Your task: Within the entries below, every line containing "measure" is to be copied.

Data for the task:
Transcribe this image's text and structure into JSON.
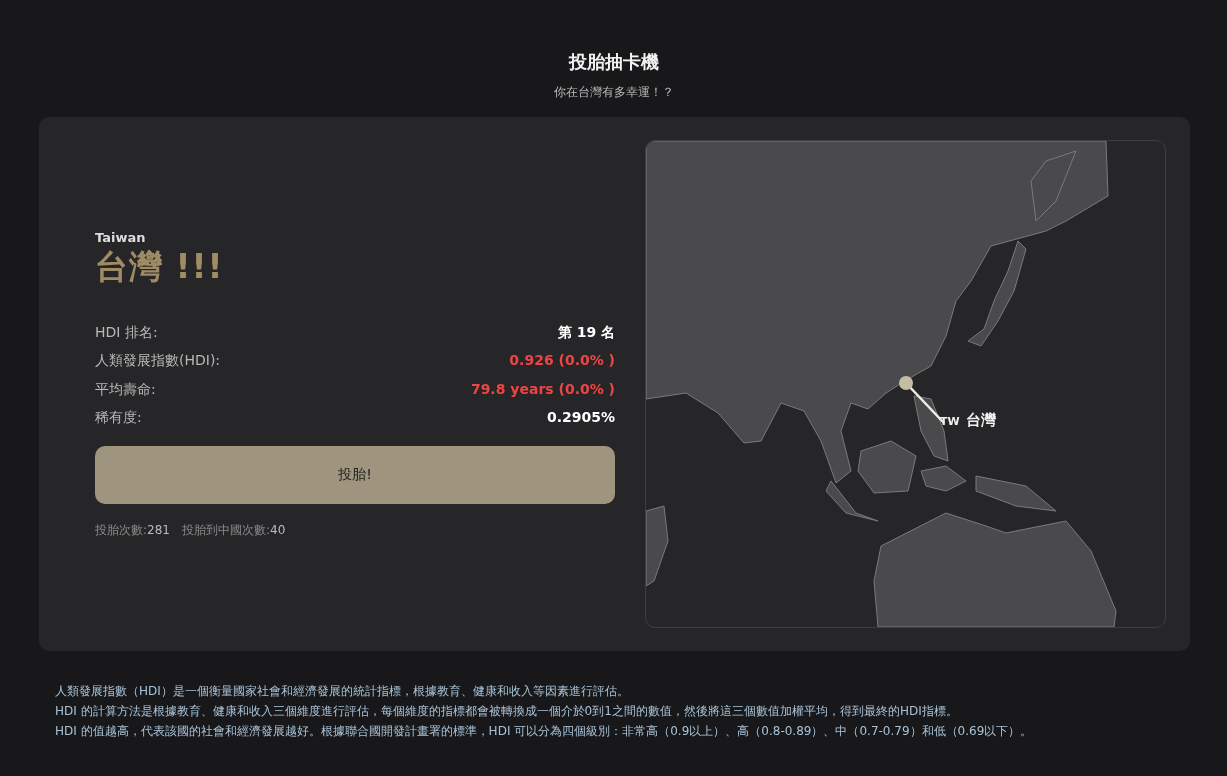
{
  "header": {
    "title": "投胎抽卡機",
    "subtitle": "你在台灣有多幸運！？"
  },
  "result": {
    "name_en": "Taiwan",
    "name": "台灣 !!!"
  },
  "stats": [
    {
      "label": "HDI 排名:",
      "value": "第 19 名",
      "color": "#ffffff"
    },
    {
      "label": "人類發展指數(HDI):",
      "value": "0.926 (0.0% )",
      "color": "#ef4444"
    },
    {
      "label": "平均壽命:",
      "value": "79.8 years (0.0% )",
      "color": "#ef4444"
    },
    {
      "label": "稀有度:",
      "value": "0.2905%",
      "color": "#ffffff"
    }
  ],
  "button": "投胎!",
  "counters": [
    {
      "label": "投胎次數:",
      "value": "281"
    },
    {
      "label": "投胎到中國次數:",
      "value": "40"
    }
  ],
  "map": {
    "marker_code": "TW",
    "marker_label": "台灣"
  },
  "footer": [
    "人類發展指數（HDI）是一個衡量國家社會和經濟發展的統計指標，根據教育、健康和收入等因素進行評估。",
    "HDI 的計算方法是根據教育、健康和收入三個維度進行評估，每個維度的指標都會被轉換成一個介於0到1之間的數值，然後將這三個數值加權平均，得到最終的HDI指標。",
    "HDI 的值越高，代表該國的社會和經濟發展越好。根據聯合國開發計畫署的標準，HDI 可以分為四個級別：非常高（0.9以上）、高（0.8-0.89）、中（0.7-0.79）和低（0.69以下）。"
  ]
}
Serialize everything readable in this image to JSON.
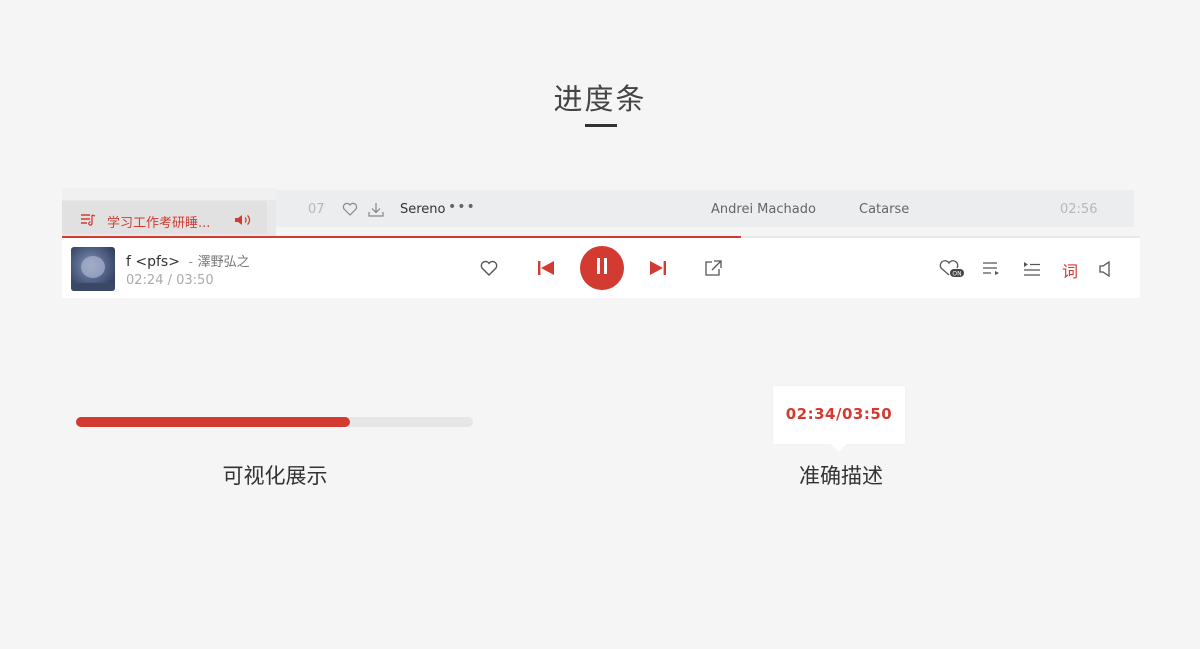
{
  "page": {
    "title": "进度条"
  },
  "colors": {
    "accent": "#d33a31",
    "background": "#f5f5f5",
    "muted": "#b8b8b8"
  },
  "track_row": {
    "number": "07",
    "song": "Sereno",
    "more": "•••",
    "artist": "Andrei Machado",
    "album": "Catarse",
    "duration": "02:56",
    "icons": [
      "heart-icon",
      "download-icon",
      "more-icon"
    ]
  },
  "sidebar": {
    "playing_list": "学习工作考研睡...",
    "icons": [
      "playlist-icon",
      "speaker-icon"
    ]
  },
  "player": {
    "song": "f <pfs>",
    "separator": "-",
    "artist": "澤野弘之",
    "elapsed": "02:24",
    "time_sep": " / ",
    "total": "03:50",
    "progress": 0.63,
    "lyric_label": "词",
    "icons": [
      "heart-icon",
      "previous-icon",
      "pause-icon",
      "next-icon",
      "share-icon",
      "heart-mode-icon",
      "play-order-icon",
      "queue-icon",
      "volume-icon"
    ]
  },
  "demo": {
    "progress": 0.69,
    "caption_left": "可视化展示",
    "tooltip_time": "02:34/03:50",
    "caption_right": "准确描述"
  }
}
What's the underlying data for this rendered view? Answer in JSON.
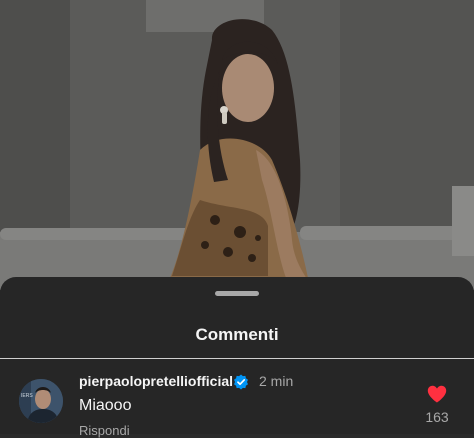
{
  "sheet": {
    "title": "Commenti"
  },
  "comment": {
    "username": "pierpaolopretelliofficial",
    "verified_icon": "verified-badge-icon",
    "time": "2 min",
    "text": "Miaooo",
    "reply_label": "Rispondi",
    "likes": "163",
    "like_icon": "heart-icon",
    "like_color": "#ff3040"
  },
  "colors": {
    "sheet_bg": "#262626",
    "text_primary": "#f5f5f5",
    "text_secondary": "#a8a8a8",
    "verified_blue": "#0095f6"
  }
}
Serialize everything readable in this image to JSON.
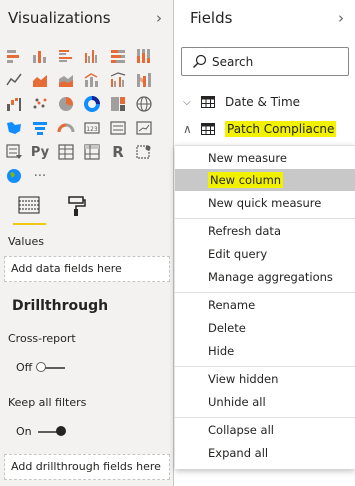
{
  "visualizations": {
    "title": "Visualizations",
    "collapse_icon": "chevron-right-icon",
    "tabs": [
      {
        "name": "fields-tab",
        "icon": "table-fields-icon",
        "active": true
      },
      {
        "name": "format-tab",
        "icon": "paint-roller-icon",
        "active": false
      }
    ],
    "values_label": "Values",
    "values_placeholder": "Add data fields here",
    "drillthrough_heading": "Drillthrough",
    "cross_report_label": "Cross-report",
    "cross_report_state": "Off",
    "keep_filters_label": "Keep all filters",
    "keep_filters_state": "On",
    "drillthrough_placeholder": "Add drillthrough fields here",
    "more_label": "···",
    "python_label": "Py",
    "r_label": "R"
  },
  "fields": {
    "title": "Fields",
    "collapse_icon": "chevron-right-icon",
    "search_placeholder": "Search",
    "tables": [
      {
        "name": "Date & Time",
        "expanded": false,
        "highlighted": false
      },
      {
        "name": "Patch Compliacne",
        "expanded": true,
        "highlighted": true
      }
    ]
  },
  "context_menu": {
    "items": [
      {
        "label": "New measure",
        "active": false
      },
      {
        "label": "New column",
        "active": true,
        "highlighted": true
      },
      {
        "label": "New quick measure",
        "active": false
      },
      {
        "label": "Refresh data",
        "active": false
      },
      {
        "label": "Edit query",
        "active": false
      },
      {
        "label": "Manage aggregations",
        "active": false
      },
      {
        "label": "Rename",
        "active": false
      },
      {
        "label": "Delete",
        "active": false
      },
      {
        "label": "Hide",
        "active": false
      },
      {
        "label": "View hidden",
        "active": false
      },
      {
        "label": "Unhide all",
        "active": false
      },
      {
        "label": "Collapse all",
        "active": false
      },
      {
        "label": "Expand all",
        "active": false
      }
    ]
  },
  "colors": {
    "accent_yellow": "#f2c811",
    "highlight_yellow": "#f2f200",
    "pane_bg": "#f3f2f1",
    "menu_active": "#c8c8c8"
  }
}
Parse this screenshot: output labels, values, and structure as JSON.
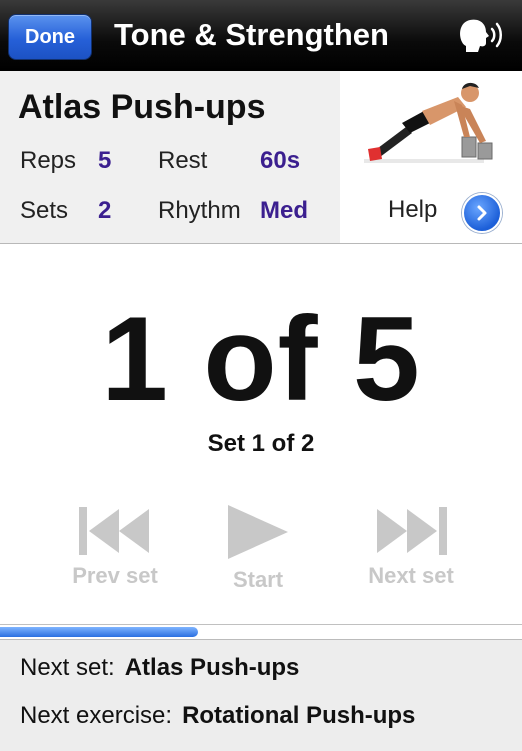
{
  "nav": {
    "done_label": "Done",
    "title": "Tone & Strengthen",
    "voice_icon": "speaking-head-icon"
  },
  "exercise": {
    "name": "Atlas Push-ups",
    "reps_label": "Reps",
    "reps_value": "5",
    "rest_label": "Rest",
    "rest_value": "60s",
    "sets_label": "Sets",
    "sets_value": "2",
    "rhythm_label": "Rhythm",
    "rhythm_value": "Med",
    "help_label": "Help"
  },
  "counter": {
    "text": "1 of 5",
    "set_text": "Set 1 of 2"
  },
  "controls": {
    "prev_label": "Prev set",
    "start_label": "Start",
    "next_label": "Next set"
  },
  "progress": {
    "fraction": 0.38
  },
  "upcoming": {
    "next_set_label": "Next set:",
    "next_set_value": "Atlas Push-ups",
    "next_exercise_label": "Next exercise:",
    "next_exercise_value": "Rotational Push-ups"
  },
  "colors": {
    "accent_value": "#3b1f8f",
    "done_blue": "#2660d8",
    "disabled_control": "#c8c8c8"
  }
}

Response to this task:
        "label": "New measure",
        "label": "New quick measure",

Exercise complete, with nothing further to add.